Are you looking to replace your medical vacuum system and would like to know how to determine the size of your next system? Gather the below three data points, and we will walk through how to size your next vacuum system, to meet your facilities current and future needs.
Here’s what you need to size your next medical vacuum system:
- Number of rooms with vacuum outlets, by room type.
- Forecasted growth or planned repurposing of patient care areas.
- Your address.
Number of rooms with vacuum outlets, by room type
The best source for this information is your annual medical gas system survey. NFPA 99 2012 Edition, Section 184.108.40.206.4 requires an annual inspection of medical air and vacuum systems.
220.127.116.11.4 Central supply systems for nonflammable medical gases shall conform to the following:
(1) They shall be inspected annually.
(2) They shall be maintained by a qualified representative of the equipment owner.
(3) A record of the annual inspection shall be available for review by the authority having jurisdiction.
If you can’t find your annual system survey, I recommend you walk the facility and document room types. I’ve included a list of room types in this article (see below) and/or you can reference https://www.pattonsmedical.com/vacuum-calculator/. When asked “Do you know your SCFM requirements”, answer “No” and you will get the list of room types.

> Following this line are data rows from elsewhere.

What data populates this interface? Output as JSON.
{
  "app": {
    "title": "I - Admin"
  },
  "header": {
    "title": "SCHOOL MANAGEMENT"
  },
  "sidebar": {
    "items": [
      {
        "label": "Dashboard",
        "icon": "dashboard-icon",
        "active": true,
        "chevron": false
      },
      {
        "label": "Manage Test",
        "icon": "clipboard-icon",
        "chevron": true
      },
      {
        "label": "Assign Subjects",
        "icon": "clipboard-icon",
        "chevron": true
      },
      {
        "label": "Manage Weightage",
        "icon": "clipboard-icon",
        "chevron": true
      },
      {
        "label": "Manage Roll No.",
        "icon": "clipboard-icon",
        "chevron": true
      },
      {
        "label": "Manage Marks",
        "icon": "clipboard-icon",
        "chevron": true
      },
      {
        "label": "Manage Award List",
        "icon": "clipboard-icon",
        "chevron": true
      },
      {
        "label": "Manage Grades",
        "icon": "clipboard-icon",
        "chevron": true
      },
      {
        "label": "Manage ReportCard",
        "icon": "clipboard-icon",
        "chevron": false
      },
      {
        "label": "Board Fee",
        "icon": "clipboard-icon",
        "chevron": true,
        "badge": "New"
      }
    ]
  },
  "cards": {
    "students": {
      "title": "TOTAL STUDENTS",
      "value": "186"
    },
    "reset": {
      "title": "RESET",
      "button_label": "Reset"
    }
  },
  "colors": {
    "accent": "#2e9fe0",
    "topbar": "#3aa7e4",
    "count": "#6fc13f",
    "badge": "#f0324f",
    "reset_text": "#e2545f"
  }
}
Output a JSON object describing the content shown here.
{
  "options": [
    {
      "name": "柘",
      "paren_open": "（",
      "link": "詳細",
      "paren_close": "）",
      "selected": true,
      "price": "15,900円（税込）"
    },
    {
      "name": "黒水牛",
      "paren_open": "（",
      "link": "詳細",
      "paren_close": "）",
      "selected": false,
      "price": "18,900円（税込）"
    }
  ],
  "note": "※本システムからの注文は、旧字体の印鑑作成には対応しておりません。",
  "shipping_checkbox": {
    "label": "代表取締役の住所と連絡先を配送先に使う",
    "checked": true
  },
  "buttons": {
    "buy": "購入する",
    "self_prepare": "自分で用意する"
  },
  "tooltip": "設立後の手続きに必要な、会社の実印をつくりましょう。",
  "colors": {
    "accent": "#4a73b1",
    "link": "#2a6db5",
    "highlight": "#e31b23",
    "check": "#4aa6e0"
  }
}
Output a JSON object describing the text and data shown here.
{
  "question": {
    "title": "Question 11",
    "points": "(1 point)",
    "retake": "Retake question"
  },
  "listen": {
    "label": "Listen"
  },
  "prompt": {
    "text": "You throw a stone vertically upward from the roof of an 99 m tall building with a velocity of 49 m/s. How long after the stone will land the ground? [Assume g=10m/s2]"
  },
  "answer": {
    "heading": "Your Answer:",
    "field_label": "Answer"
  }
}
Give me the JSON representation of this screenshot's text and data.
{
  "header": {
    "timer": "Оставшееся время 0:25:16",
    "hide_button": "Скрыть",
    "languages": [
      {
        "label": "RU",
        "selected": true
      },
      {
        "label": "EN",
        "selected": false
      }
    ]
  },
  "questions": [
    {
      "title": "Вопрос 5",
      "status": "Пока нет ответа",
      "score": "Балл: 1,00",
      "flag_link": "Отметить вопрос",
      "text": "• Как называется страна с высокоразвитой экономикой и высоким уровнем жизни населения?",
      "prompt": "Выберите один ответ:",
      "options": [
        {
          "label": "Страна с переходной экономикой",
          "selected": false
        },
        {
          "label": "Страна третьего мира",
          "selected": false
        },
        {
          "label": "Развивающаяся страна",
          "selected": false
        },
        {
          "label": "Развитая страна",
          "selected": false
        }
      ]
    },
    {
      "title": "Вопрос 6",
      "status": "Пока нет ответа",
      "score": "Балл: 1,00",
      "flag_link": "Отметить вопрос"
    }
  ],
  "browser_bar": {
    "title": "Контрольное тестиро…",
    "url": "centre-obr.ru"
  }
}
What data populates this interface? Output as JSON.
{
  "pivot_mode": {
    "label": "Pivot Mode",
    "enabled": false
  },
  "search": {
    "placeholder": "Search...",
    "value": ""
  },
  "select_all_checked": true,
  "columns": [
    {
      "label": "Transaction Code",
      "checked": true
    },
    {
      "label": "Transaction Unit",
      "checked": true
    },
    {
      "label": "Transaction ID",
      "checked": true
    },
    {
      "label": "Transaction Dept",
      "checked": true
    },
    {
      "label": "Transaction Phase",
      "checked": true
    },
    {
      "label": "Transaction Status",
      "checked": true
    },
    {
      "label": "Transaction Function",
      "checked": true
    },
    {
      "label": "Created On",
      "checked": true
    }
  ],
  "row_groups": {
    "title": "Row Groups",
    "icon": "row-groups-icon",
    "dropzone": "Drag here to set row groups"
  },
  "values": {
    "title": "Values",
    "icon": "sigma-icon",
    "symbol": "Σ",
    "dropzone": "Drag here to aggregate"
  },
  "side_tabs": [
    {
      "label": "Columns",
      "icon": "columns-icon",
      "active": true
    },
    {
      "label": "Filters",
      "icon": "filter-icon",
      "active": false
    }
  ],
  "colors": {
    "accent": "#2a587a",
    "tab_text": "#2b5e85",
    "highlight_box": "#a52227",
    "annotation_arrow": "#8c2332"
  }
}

Forecasted growth or planned repurposing of patient care areas
Using the same calculator referenced above, calculate the increase or decrease in vacuum demand, forecasted over the next 5-10 years. If an increase is planned, I recommend purchasing an “expandable system”, which are manufactured from the control panel to the vacuum pumps to accept additional vacuum pumps.
If you are forecasting a decrease in demand, I would consider a vacuum system that meets the current SCFM requirements but using smaller pumps. For example, if your current demand is 150 SCFM, instead of purchasing a 25 HP duplex rotary vane system, consider a 6.5 HP quad rotary claw system with VFD. The later system is able to ramp down to meet diminishing need, resulting in a reduction of energy use and a prolonging of the system lifecycle.
Why your address?
At higher altitudes the air is less dense, which results in less vacuum for the same system at sea-level. Using the below Altitude Correction Chart you can calculate the adjusted SCFM required for your altitude. I use https://whatismyelevation.com/ to determine installation site elevation.
Using the 150 SCFM requirement referenced above, if the vacuum is going to be located at an altitude 3000 ft the calculation is: 150 x 1.11 = 166.5 SCFM
So, we’ve walked through the steps to size your next medical vacuum system. I hope this article has been helpful. If you have additional questions, feel free to reach out to me or your plumbing engineer for further support.
Appendix: Room Types